So are you going to get an electrician to do this or are you going to do it yourself? If you're getting an electrician to do it, they could run 6/3 MC cable or some other 75C wiring method; that has an ampacity of 65A and you could protect it with a 60A breaker. That would let you set a small 60A subpanel in the garage to feed multiple receptacles.
If you are doing it yourself, you probably want to stick with NM cable with its 60C ampacity. Cost-wise you'd be best off using 6/2 NM (the EVSE doesn't use a neutral, running it is a waste of copper), a 6-50 plug and receptacle (or hardwire the EVSE), and then maybe one 12/3 NM for a MWBC with two receptacles on it, one on each leg. Although maybe the MWBC would be too much complexity, you could just run one 12/2 NM for a single 20 amp circuit with a 5-15 duplex receptacle on it.
As to the OP, if you're going to the trouble to run the 6/2 (or 6/3) NM that distance, the marginal labor to also run the 12/2 (or 12/3) NM would not be great. Probably a good idea. As to code issues, if you use a single PVC chase for both cables (I suggest upsizing to 1-1/4" PVC for ease of installation), you'll have to derate the cables for bundling. But the way the numbers work out, that has no impact, see below for details.
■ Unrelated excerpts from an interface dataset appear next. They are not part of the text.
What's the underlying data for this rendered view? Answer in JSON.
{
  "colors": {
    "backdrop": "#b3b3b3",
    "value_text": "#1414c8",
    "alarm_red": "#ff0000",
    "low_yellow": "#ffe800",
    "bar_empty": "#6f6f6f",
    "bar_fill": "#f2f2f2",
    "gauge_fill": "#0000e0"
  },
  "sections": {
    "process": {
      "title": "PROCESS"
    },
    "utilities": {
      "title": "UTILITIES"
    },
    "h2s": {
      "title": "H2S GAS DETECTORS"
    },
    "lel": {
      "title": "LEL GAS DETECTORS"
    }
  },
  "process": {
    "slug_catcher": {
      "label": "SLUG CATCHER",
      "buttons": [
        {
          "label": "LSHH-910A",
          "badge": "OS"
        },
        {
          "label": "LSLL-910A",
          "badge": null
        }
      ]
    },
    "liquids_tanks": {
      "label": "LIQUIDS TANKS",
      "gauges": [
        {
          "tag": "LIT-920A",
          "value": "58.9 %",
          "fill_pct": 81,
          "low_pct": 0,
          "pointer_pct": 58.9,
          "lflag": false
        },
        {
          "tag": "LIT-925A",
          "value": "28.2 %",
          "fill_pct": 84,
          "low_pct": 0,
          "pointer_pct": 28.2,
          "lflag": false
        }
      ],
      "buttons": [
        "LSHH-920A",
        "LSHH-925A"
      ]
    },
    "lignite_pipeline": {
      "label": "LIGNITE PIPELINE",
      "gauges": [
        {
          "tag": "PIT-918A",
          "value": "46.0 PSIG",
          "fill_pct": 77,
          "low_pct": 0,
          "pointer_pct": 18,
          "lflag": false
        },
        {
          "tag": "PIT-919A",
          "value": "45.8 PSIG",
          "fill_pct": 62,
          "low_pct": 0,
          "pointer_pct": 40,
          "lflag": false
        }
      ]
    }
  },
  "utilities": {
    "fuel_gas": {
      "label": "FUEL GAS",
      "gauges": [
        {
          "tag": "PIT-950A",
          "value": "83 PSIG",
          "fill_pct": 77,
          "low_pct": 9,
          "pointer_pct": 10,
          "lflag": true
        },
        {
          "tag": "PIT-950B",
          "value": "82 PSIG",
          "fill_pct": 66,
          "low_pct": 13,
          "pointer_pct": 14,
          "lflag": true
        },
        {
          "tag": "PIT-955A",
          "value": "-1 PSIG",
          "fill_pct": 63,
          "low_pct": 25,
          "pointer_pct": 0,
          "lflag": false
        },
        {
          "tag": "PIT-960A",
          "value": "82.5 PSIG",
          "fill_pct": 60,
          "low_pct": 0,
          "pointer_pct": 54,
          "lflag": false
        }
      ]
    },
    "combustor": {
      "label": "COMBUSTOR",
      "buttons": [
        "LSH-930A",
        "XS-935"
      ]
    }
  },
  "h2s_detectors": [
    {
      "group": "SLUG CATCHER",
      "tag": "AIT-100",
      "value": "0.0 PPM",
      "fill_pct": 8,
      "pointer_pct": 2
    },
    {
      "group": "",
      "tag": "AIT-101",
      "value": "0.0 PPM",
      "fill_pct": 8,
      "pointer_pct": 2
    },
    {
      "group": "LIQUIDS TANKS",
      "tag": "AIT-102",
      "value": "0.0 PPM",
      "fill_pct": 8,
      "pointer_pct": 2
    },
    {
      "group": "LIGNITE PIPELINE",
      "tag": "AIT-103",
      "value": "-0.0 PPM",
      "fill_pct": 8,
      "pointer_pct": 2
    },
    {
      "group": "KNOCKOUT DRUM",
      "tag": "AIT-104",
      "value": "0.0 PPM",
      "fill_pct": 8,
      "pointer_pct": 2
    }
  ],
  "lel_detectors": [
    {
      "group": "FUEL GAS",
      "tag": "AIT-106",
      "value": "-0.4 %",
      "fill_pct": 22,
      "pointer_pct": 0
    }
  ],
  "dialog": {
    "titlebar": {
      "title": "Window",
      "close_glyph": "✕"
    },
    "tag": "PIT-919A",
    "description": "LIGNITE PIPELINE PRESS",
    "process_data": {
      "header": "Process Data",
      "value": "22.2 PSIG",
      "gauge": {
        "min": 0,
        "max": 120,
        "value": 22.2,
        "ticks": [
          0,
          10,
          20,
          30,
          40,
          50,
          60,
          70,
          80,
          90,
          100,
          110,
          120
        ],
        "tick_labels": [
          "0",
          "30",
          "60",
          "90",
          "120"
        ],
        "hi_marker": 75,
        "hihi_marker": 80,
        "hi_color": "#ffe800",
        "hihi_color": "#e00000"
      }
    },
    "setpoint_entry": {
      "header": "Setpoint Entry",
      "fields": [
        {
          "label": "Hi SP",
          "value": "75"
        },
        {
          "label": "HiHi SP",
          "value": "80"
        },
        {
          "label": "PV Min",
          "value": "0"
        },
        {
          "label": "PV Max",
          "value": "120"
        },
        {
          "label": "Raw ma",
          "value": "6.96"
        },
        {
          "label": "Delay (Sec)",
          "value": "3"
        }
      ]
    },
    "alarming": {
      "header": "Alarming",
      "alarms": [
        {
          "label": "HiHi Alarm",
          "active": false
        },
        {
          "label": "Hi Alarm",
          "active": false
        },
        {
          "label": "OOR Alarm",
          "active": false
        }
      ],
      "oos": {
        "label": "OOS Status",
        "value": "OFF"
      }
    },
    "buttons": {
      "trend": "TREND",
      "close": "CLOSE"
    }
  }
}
Derating: NM cable is limited to the 60C ampacity for conductors, which for #6 Cu is 55A, and for #12 Cu is 20A. [And #12 is also limited for most circuits by the small conductor rule to a 20A breaker.] However, NM actually has 90C conductors inside of it, and for derating purposes you're allowed to take advantage of that. The 90C ampacity for #6 Cu is 75A, and for #12 Cu is 30A. The derating factor for 4-6 current carrying conductors is 80%, so the derated ampacities are 60A for the #6 Cu and 24A for the #12 Cu. These are both still greater than the 60C ampacities, so there is no net reduction in ampacity for the bundling.